Planners slam rogue designers as forum puts focus on functionality.
Peter Rees, city planning officer from London spoke of the danger of taking architects who create buildings simply to promote "anarchy" too seriously.
"Out there now, there are a lot of architects who produce really bad designs just to be provocative. What they don't seem to understand, what we don't seem to understand in promoting them, is that it doesn't make any sense to do something crazy--like, for instance, to build an art gallery with no vertical walls or a fire station where you can't get the fire truck through the door. If a design is not functional, it doesn't matter how provocative it is, it's still bad design," Rees said.

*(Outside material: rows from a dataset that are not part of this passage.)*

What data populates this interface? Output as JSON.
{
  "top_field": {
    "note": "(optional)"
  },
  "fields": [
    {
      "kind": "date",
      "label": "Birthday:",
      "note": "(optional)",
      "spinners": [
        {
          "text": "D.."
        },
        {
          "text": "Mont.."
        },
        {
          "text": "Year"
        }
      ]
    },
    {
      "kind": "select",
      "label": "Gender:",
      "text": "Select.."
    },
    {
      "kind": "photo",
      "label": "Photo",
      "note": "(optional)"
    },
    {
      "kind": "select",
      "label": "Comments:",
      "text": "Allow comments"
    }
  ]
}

New York's director of city planning, Amanda Burden agreed. "We have to decide here, what aspects of design make a great city. Should we only be focusing upon great architecture as we have been doing so much of lately, or should we be focusing on the more all encompassing aspects of city planning and how to improve the quality of life for the city's residents. I think improving quality of life is probably the primary goal that each of us is trying to achieve," Burden said.
Cheong Koon Hean, chief executive officer of the Urban Redevelopment Authority, the national planning and conservation authority of Singapore, spoke of how the city's original geography helps to determine whether a city will be inundated with iconic buildings or not.
"When you are talking about iconic architecture you have to take into account whether you go the route of Dubai, where there is no setting really in the middle of the desert, and build lots of iconic architecture, or Vancouver where the city is really built into the setting and there is not such a drive for iconic architecture. We always have to look at the quality of architecture in the context of how it blends into the fabric of the city," Heart said.
Panelists revisited the idea of placemaking, a term coined in the late 1970's to describe the creation of waterfronts, streets and public squares; in examining ways city planners could draw more scenery out of city landscapes and make their residents more comfortable.
"We like to think that landscape architecture is the glue that can hold the city together," said Kairos Shen, the director of planning at the Boston Redevelopment Authority, the economic development and planning agency for Boston, Massachusetts.
"We have done that in attempting to knit back the Emerald necklace," Shen added referring to the Olmstead designed series of parks restored over several generations in Boston.
Hean said Singapore may have followed New York's example with Olmstead's Central park, as a model in reclaiming a substantial partial of land to help cleanly blend the lines between the old city, and the new city that began developing about twenty years ago as more people began teeming into the country.
Leaders also advocated the use of infrastructure projects to gain leverage on large scale city projects. They drew examples of this from Boston's Big Dig, the $2.8 billion projects to relocate much of Boston's labyrinthine highway system underground, and the World Olympics which in the past has helped regenerate areas of London's East End and Vancouver.
In response to an audience members question about why Mayor Bloomberg quietly withdrew New York vying to be the host cities of the Winter Olympics 2008 Burden said Bloomberg did so because he had looked at New York from a wider scope.
In doing so he saw that compared to the other Olympic host candidates New York was a city that was already built up past it's edges, implying that before we thought of bringing an influx of people into the city, leaders had to find a way to create a little more space.